── Given entries ──
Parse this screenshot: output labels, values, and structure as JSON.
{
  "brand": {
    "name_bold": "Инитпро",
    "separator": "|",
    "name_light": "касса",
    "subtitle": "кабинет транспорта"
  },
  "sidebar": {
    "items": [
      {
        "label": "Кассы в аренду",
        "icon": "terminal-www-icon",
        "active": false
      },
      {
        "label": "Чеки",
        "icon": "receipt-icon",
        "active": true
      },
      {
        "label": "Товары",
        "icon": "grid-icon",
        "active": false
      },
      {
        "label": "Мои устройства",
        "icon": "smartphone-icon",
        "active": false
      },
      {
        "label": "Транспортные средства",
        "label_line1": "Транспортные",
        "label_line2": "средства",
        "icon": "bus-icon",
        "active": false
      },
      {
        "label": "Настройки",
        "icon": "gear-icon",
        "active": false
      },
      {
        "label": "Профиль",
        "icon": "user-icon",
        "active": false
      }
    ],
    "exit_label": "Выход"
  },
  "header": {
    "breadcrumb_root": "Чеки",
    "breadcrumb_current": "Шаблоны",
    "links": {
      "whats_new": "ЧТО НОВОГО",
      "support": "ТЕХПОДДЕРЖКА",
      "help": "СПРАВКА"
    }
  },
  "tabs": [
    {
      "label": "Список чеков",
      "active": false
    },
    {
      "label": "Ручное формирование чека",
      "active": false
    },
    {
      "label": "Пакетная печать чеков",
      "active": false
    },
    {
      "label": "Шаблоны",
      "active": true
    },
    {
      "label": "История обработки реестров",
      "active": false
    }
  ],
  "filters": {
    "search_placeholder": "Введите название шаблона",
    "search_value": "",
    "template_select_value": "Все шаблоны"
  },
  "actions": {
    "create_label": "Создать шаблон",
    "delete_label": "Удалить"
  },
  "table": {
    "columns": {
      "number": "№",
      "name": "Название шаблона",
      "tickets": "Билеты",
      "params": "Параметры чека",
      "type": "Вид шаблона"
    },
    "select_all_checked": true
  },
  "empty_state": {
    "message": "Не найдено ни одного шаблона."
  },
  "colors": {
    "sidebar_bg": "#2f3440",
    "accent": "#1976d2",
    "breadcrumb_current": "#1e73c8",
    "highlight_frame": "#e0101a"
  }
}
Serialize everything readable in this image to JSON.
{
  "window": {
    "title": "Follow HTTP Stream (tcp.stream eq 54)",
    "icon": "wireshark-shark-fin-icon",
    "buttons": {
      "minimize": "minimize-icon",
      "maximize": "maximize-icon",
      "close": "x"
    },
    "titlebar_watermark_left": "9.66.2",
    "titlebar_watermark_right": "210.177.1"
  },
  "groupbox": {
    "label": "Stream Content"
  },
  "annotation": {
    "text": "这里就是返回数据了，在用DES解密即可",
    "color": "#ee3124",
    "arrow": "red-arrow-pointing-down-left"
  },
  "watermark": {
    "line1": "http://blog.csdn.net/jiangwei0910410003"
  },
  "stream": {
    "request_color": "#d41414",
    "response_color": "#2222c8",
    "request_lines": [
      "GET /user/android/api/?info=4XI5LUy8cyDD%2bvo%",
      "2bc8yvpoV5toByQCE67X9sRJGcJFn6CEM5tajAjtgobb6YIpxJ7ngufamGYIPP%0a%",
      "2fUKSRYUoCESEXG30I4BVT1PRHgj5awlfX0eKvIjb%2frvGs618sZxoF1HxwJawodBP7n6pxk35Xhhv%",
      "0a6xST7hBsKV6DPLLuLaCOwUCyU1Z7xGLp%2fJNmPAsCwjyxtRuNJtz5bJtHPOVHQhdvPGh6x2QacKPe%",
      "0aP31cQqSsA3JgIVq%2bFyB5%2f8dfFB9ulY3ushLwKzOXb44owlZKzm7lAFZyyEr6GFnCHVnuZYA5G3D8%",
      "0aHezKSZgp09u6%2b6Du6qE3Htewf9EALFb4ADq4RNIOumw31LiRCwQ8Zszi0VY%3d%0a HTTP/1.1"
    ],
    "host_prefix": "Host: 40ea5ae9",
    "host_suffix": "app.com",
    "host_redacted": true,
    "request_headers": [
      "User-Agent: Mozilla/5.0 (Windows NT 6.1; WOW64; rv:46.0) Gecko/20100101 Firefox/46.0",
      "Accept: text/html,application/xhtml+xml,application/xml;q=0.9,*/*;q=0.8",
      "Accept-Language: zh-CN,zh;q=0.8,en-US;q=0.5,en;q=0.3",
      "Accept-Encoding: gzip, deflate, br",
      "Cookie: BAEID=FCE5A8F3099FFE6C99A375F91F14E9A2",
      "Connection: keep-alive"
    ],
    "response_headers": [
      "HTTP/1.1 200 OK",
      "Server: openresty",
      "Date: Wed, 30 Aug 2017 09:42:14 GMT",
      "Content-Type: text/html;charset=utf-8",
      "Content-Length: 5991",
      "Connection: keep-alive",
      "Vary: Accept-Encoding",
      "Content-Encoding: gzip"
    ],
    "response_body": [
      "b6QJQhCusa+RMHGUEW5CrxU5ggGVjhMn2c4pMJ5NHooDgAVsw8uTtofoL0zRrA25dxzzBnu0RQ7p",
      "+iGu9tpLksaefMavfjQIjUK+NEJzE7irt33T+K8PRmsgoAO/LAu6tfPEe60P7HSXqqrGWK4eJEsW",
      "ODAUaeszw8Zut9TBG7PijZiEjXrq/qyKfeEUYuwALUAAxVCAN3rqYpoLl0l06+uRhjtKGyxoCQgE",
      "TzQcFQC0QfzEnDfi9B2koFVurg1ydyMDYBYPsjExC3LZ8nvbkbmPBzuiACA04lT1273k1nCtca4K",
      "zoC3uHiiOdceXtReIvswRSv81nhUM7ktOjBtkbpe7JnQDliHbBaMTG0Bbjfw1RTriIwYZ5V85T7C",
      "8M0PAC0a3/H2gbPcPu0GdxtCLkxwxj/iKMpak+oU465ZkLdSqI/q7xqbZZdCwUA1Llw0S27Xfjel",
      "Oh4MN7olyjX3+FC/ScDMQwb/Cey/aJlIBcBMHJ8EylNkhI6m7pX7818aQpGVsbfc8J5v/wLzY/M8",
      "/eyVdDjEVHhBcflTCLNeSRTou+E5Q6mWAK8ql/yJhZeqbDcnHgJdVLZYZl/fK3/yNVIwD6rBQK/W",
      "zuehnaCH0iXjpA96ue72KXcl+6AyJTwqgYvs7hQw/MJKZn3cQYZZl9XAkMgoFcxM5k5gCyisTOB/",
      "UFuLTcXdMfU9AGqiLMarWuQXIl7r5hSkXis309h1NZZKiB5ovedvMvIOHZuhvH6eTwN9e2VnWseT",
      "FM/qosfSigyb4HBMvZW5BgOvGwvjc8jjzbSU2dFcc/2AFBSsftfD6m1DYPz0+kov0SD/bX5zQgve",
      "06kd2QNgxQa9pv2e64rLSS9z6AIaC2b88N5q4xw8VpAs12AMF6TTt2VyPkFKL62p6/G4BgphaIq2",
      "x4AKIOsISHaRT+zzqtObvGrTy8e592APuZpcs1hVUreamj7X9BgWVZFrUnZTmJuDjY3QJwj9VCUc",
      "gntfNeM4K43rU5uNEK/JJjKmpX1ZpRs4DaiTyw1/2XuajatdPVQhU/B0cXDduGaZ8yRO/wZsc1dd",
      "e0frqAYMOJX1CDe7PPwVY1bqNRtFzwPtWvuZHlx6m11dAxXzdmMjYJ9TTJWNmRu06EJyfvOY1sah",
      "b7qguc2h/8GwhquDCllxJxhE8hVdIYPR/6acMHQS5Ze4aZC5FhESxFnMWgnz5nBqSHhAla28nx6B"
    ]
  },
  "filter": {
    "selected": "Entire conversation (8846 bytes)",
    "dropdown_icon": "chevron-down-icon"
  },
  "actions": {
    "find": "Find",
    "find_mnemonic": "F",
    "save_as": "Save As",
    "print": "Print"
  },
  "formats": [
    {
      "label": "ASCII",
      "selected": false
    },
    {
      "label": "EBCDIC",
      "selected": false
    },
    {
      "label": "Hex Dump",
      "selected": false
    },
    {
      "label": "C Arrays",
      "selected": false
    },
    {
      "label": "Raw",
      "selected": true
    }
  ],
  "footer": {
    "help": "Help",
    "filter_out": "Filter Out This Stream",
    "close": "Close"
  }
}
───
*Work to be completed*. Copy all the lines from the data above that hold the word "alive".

*Answer box*.
      "Connection: keep-alive"
      "Connection: keep-alive",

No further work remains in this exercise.